421
SAN VINCENZO ALLE TRE FONTANE.

octagons; but the most characteristic, as well as the most original, is the San Vincenzo alle Tre Fontane, shown in section and elevation in Woodcut No. 285. It so far deviates from the usual basilican

85. Half Section, half Elevation, of the Church of San Vincenzo alle Tre Fontane.
(From Gutensohn and Knapp.) Scale 50 ft. to 1 in.

arrangements as almost to deserve the appellation of Gothic. It has the same defect as all the rest—its pier arches being too low, and for which there is no excuse here—but both internally and externally it shows a uniformity of design and a desire to make every part ornamental that produces a very pleasing effect, notwithstanding that the whole is merely of brick, and that ornament is so sparingly applied as barely to prevent the building sinking into the class of mere utilitarian erections.

Among the most pleasing architectural features, if they may be so called, of these churches, are the mosaic pavements that adorn the greater number. These were always original, being designed for the buildings in which they are used, and following the arrangement of the architecture surrounding them. The patterns too are always elegant, and appropriate to the purpose; and as the colors are in like manner generally harmoniously blended, they form not only a most appropriate but most beautiful basement to the architecture.

A still more important feature was the great mosaic picture that always adorned the semi-dome of the apse, representing most generally the Saviour seated in glory surrounded by Saints, or else some scene from the life of the holy personage to whom the church was dedicated. These mosaics were generally continued down to nearly the level of the altar, and along the whole of the inner wall of the sanctuary in which the apse was situated, and as far as the triumphal arch which separated the nave from the sanctuary, at which point the mosaic blended with the frescoes that adorned the upper walls of the central nave above the arcades. All this made up an extent of polychromatic decoration which in those dark ages when few could read, the designers of these buildings seem to have considered as virtually of more importance than the architectural work to which it was attached.

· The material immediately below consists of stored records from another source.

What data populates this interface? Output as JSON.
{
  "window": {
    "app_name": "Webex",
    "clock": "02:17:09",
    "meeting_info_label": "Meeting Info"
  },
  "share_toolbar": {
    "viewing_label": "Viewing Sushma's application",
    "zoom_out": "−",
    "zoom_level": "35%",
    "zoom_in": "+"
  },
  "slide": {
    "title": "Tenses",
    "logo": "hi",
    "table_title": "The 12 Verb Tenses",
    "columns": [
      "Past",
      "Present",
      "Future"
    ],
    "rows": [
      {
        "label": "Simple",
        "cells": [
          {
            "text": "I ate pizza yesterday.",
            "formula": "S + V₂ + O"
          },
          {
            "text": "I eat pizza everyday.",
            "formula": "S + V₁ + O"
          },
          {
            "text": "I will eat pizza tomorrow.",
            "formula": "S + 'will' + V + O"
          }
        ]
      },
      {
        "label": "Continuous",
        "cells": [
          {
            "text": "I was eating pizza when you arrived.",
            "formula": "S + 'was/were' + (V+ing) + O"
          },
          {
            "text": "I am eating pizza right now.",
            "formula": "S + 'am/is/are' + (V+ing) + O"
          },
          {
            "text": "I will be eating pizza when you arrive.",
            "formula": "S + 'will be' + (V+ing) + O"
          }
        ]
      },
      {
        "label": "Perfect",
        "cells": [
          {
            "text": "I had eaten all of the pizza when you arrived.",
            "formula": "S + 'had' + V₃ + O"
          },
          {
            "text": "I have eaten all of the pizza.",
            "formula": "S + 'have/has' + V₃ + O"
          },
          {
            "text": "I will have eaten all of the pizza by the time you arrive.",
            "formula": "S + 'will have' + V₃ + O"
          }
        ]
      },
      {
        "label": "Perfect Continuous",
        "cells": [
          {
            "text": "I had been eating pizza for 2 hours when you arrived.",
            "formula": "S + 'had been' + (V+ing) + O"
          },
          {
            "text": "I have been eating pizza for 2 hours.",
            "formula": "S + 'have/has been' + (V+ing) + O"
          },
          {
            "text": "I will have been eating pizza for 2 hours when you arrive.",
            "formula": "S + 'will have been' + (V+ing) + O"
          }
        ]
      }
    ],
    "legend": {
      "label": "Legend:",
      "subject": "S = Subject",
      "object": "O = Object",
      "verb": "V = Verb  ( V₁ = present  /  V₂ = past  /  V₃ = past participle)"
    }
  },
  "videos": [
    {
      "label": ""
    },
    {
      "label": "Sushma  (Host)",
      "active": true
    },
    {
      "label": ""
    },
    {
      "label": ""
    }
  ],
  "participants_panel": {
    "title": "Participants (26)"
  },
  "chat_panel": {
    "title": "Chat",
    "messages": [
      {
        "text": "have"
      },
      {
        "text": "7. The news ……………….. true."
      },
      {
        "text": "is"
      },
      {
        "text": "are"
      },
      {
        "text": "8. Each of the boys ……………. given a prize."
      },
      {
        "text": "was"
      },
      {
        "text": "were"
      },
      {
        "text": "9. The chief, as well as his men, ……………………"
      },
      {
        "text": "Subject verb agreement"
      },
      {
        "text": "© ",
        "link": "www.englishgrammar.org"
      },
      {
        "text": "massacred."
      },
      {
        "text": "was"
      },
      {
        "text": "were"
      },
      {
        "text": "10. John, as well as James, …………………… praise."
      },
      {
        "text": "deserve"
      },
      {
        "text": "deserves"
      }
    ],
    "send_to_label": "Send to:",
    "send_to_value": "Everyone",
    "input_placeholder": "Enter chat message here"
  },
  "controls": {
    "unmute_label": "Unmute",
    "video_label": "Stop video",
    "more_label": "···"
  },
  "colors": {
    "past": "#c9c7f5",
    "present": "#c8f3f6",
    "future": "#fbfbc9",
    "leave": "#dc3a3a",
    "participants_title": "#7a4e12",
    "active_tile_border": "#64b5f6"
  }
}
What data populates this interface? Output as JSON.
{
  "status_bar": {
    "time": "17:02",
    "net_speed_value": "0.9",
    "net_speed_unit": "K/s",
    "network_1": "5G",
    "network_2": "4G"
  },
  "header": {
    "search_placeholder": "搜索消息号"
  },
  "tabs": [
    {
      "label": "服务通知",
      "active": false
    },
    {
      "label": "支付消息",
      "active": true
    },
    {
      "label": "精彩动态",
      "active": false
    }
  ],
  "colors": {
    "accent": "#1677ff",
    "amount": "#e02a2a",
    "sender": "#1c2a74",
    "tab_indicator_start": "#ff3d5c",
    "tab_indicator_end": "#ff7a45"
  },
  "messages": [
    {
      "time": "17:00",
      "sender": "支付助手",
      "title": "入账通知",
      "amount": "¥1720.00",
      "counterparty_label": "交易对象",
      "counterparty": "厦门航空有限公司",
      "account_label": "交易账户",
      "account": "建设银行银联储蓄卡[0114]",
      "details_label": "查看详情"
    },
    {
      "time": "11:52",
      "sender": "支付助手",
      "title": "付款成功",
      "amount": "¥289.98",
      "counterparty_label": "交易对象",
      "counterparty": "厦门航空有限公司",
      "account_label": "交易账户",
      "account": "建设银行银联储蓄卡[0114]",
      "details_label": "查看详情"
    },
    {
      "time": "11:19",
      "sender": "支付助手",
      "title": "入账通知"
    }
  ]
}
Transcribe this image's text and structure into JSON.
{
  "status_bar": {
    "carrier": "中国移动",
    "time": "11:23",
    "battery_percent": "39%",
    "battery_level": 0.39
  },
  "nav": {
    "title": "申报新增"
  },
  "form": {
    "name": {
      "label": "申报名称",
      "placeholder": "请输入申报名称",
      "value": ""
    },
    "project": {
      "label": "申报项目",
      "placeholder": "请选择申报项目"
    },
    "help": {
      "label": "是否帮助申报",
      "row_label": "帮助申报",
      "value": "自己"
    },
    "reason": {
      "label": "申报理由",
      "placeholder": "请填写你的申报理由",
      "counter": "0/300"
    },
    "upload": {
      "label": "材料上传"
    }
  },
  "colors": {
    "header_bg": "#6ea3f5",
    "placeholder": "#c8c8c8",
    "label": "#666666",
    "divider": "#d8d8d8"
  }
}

Any attempt to judge of the one without taking into consideration the other, would be forming an opinion on hearing but